RECORD EXTRACTS below:

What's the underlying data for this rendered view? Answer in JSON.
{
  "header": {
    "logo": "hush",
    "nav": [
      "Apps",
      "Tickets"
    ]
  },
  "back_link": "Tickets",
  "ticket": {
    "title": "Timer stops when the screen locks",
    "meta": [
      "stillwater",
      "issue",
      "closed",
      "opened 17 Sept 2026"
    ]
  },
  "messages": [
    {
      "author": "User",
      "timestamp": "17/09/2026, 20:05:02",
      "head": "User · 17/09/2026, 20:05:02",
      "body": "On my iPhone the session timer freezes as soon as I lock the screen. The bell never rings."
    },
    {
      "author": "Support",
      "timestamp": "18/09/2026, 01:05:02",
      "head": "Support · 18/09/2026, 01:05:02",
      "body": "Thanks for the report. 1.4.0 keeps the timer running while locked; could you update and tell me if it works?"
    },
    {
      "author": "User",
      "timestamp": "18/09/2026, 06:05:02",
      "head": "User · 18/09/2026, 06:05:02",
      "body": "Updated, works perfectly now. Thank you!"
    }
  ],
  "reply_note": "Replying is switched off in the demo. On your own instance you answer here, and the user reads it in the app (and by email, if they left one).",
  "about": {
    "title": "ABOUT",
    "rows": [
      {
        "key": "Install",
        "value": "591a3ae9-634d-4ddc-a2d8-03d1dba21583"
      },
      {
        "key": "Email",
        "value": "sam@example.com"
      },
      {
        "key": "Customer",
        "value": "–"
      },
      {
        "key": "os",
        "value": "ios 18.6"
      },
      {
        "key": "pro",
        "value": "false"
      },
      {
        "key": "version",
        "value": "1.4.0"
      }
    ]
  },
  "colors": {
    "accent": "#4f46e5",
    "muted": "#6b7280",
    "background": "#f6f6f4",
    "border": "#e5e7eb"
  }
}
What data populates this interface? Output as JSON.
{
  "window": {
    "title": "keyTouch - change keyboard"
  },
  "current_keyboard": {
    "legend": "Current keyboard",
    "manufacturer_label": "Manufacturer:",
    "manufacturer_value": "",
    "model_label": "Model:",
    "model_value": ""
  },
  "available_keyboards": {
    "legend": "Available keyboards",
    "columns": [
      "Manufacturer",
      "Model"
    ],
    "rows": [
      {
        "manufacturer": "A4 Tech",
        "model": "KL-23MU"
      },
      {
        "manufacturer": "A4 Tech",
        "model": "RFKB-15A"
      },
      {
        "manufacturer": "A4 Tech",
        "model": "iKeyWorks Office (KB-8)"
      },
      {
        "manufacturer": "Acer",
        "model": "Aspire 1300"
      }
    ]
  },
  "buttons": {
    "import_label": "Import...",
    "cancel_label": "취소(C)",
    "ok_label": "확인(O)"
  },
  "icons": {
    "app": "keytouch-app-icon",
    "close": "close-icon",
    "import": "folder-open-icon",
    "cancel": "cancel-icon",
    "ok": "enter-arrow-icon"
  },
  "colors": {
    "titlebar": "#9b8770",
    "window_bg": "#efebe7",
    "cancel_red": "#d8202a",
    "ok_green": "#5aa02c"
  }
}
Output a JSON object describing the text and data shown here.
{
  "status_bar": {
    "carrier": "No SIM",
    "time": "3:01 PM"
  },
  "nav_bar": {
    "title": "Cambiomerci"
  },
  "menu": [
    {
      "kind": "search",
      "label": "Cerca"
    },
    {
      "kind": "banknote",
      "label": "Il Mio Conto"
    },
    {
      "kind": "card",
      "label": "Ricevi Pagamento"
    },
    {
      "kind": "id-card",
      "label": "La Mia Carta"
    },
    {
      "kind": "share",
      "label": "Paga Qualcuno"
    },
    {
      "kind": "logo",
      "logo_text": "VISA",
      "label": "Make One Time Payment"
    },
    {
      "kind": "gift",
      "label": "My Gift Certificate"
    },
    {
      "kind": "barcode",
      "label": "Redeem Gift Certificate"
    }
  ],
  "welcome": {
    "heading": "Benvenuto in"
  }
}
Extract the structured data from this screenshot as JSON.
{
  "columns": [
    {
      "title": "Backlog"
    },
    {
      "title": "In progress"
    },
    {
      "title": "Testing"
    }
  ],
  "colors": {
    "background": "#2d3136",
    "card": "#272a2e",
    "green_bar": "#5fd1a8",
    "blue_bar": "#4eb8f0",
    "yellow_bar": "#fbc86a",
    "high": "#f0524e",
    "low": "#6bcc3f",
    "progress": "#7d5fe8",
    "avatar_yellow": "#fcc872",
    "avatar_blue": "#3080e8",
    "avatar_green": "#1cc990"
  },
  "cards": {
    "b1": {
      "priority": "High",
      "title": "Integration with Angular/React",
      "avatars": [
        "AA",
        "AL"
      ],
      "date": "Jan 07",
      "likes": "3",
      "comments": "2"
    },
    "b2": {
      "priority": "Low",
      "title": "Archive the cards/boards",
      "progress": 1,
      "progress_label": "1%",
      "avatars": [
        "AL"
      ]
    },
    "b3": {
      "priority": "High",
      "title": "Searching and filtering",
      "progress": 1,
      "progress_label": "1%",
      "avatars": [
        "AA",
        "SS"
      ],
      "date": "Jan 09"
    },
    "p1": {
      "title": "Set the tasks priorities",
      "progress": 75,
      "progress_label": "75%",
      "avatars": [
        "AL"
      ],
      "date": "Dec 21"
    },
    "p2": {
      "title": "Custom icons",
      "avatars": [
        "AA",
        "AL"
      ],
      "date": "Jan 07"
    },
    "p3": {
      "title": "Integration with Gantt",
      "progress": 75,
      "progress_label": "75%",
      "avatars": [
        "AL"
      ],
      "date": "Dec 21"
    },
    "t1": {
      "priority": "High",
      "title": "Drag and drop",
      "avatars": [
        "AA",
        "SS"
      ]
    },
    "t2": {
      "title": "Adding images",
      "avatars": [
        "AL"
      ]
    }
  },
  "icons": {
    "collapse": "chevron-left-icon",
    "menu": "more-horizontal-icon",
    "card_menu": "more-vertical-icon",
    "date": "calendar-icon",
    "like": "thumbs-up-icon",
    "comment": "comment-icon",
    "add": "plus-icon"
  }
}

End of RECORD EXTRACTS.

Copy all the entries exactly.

What's the underlying data for this rendered view? Answer in JSON.
{
  "header": {
    "logo": "hush",
    "nav": [
      "Apps",
      "Tickets"
    ]
  },
  "back_link": "Tickets",
  "ticket": {
    "title": "Timer stops when the screen locks",
    "meta": [
      "stillwater",
      "issue",
      "closed",
      "opened 17 Sept 2026"
    ]
  },
  "messages": [
    {
      "author": "User",
      "timestamp": "17/09/2026, 20:05:02",
      "head": "User · 17/09/2026, 20:05:02",
      "body": "On my iPhone the session timer freezes as soon as I lock the screen. The bell never rings."
    },
    {
      "author": "Support",
      "timestamp": "18/09/2026, 01:05:02",
      "head": "Support · 18/09/2026, 01:05:02",
      "body": "Thanks for the report. 1.4.0 keeps the timer running while locked; could you update and tell me if it works?"
    },
    {
      "author": "User",
      "timestamp": "18/09/2026, 06:05:02",
      "head": "User · 18/09/2026, 06:05:02",
      "body": "Updated, works perfectly now. Thank you!"
    }
  ],
  "reply_note": "Replying is switched off in the demo. On your own instance you answer here, and the user reads it in the app (and by email, if they left one).",
  "about": {
    "title": "ABOUT",
    "rows": [
      {
        "key": "Install",
        "value": "591a3ae9-634d-4ddc-a2d8-03d1dba21583"
      },
      {
        "key": "Email",
        "value": "sam@example.com"
      },
      {
        "key": "Customer",
        "value": "–"
      },
      {
        "key": "os",
        "value": "ios 18.6"
      },
      {
        "key": "pro",
        "value": "false"
      },
      {
        "key": "version",
        "value": "1.4.0"
      }
    ]
  },
  "colors": {
    "accent": "#4f46e5",
    "muted": "#6b7280",
    "background": "#f6f6f4",
    "border": "#e5e7eb"
  }
}
What data populates this interface? Output as JSON.
{
  "window": {
    "title": "keyTouch - change keyboard"
  },
  "current_keyboard": {
    "legend": "Current keyboard",
    "manufacturer_label": "Manufacturer:",
    "manufacturer_value": "",
    "model_label": "Model:",
    "model_value": ""
  },
  "available_keyboards": {
    "legend": "Available keyboards",
    "columns": [
      "Manufacturer",
      "Model"
    ],
    "rows": [
      {
        "manufacturer": "A4 Tech",
        "model": "KL-23MU"
      },
      {
        "manufacturer": "A4 Tech",
        "model": "RFKB-15A"
      },
      {
        "manufacturer": "A4 Tech",
        "model": "iKeyWorks Office (KB-8)"
      },
      {
        "manufacturer": "Acer",
        "model": "Aspire 1300"
      }
    ]
  },
  "buttons": {
    "import_label": "Import...",
    "cancel_label": "취소(C)",
    "ok_label": "확인(O)"
  },
  "icons": {
    "app": "keytouch-app-icon",
    "close": "close-icon",
    "import": "folder-open-icon",
    "cancel": "cancel-icon",
    "ok": "enter-arrow-icon"
  },
  "colors": {
    "titlebar": "#9b8770",
    "window_bg": "#efebe7",
    "cancel_red": "#d8202a",
    "ok_green": "#5aa02c"
  }
}
Output a JSON object describing the text and data shown here.
{
  "status_bar": {
    "carrier": "No SIM",
    "time": "3:01 PM"
  },
  "nav_bar": {
    "title": "Cambiomerci"
  },
  "menu": [
    {
      "kind": "search",
      "label": "Cerca"
    },
    {
      "kind": "banknote",
      "label": "Il Mio Conto"
    },
    {
      "kind": "card",
      "label": "Ricevi Pagamento"
    },
    {
      "kind": "id-card",
      "label": "La Mia Carta"
    },
    {
      "kind": "share",
      "label": "Paga Qualcuno"
    },
    {
      "kind": "logo",
      "logo_text": "VISA",
      "label": "Make One Time Payment"
    },
    {
      "kind": "gift",
      "label": "My Gift Certificate"
    },
    {
      "kind": "barcode",
      "label": "Redeem Gift Certificate"
    }
  ],
  "welcome": {
    "heading": "Benvenuto in"
  }
}
Extract the structured data from this screenshot as JSON.
{
  "columns": [
    {
      "title": "Backlog"
    },
    {
      "title": "In progress"
    },
    {
      "title": "Testing"
    }
  ],
  "colors": {
    "background": "#2d3136",
    "card": "#272a2e",
    "green_bar": "#5fd1a8",
    "blue_bar": "#4eb8f0",
    "yellow_bar": "#fbc86a",
    "high": "#f0524e",
    "low": "#6bcc3f",
    "progress": "#7d5fe8",
    "avatar_yellow": "#fcc872",
    "avatar_blue": "#3080e8",
    "avatar_green": "#1cc990"
  },
  "cards": {
    "b1": {
      "priority": "High",
      "title": "Integration with Angular/React",
      "avatars": [
        "AA",
        "AL"
      ],
      "date": "Jan 07",
      "likes": "3",
      "comments": "2"
    },
    "b2": {
      "priority": "Low",
      "title": "Archive the cards/boards",
      "progress": 1,
      "progress_label": "1%",
      "avatars": [
        "AL"
      ]
    },
    "b3": {
      "priority": "High",
      "title": "Searching and filtering",
      "progress": 1,
      "progress_label": "1%",
      "avatars": [
        "AA",
        "SS"
      ],
      "date": "Jan 09"
    },
    "p1": {
      "title": "Set the tasks priorities",
      "progress": 75,
      "progress_label": "75%",
      "avatars": [
        "AL"
      ],
      "date": "Dec 21"
    },
    "p2": {
      "title": "Custom icons",
      "avatars": [
        "AA",
        "AL"
      ],
      "date": "Jan 07"
    },
    "p3": {
      "title": "Integration with Gantt",
      "progress": 75,
      "progress_label": "75%",
      "avatars": [
        "AL"
      ],
      "date": "Dec 21"
    },
    "t1": {
      "priority": "High",
      "title": "Drag and drop",
      "avatars": [
        "AA",
        "SS"
      ]
    },
    "t2": {
      "title": "Adding images",
      "avatars": [
        "AL"
      ]
    }
  },
  "icons": {
    "collapse": "chevron-left-icon",
    "menu": "more-horizontal-icon",
    "card_menu": "more-vertical-icon",
    "date": "calendar-icon",
    "like": "thumbs-up-icon",
    "comment": "comment-icon",
    "add": "plus-icon"
  }
}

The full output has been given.